New York manufacturer of fine dance apparel for women and girls. Click here to see a sample of our products and a
list of web sites for purchasing.
With Body Wrappers it's always performance at its best.
Go back to Flash Reviews
Review 2, 2-12: All in the Family
Grounded in the Duet with Bridgman & Packer
By Gus Solomons jr
Copyright 2003 Gus Solomons jr
NEW YORK -- Art Bridgman
and Myrna Packer have been teamed up in life and art since 1978.
Over the years they've made their mark in duet concerts of their
own dances. Now, at 40-something, the couple dances with patina:
smooth physical easiness that occasionally borders on downright
offhandedness and has improvisational spontaneity, and they keep
us engaged wtih a fair amount of vigorous mutual lifting. Recently,
they have been exploring video technology to enhance their presentation
without adding personnel.
In their Joyce SoHo
concert (February 6-9) the duo made fascinating use of shadows.

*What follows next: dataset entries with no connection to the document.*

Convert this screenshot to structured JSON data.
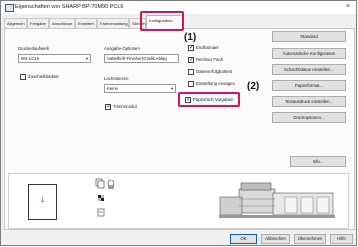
{
  "window": {
    "title": "Eigenschaften von SHARP BP-70M90 PCL6",
    "close_glyph": "×"
  },
  "tabs": [
    "Allgemein",
    "Freigabe",
    "Anschlüsse",
    "Erweitert",
    "Farbverwaltung",
    "Sicherheit",
    "Konfiguration"
  ],
  "config": {
    "druckerlaufwerk_label": "Druckerlaufwerk",
    "druckerlaufwerk_value": "MX-LC10",
    "zuschiessbarkeit_label": "Zuschießbarkeit",
    "ausgabe_label": "Ausgabe-Optionen",
    "ausgabe_value": "Sattelheft-Finisher(Grafik Ablag",
    "lochstanzen_label": "Lochstanzen",
    "lochstanzen_value": "Keine",
    "trimmmodul_label": "Trimmmodul",
    "checkboxes": [
      {
        "label": "Endlosmaer",
        "checked": true
      },
      {
        "label": "Rechner Fach",
        "checked": true
      },
      {
        "label": "Dateiverfolgbarkeit",
        "checked": false
      },
      {
        "label": "Einstellung Ansagen",
        "checked": false
      },
      {
        "label": "Papierfach-Vorgaben",
        "checked": true
      }
    ]
  },
  "buttons": {
    "standard": "Standard",
    "auto_config": "Automatische Konfiguration",
    "schachtstatus": "Schachtstatus einstellen...",
    "papierformat": "Papierformat...",
    "textausdruck": "Textausdruck einstellen...",
    "druckoptionen": "Druckoptionen...",
    "info": "Info..."
  },
  "callouts": {
    "one": "(1)",
    "two": "(2)"
  },
  "preview": {
    "page_number": "1"
  },
  "footer": {
    "ok": "OK",
    "abbrechen": "Abbrechen",
    "uebernehmen": "Übernehmen",
    "hilfe": "Hilfe"
  },
  "colors": {
    "highlight": "#d4145a"
  }
}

In "Carried Away," danced to Glen Velez's percussive music, they
moved in front and in back of a large red curtain lighted form the
rear, playing with scale, growing larger and smaller in relation
to each other. Two segments featured unison passages with one dancer
visible, one in silhouette. Another section, all in silhouette,
left us guessing who was where and which way they were facing, as
their shadows grew from normal to giant size.
appeared with mom and dad in "Cups," part chess game, part rhythm
study. They plopped plastic tumblers on their dinner table in multiple
configurations. Seventh-grader Davy (a first-degree black belt in
karate) has performed with his parents for four years, and -- a
la European-postmodernism -- he wore socks in performance.
"Point A to Point B
(You can't get there from here)" used video -- by Bridgman in collaboration
with video arts students from Ramapo College in New Jersey -- of
people trying to give complicated directions to nameless locations.
A suburban husband and wife argued about the simplest versus the
shortest routes; an older woman knew what streets to turn on and
which way, but couldn't remember the names of those streets. Some
of the subjects were projected onto Bridgman's bare torso, as he
writhed slowly in the projector beam. Then, again to Velez music,
Packer joined him for a dance episode against a full-screen auto
journey through the Jersey countryside: woods, power lines, houses
and hills. Here, the video predominated; I have no idea what they
At the opening of the
premiere, "Seductive Reasoning," Bridgman videotaped Packer live.
As he slowly rotated the camera, five echoes of her image made kaleidoscopic
patterns behind her. Then Jim Monroe and Peter Bobrow's video projection
that covered the entire rear wall allowed Bridgman and Packer to
dance with life-size video images of themselves -- reminiscent of
the French troupe Montalvo-Hervieu
only more modest. Robert Een added his divinely inspired music for
cello and tenor voice to his recorded score, featuring percussionist
Hearn Gadbois and guitarist John Guth.
Bridgman did a duet
with himself. Both of him carried rectangular frames, but the video
version kept changing size: he got bigger, his frames got smaller.
Packer let her long, silken Rapunzel tresses (Hairfabric by Genevieve
Platt) fall from atop a suspended sheet on which her video self
lounged. Both paired up, in the flesh, with the video version of
the other in a double duet.
Bridgman and Packer's
ideas are smart and entertaining -- up to a point. What keeps their
work from soaring is their penchant for launching into a wonderful
idea and then exploring it at length without actually developing
it. More editorial rigor could transform the work from clever to
eloquent. Liz Prince's simple costumes are, as usual, both.
Go back to Flash Reviews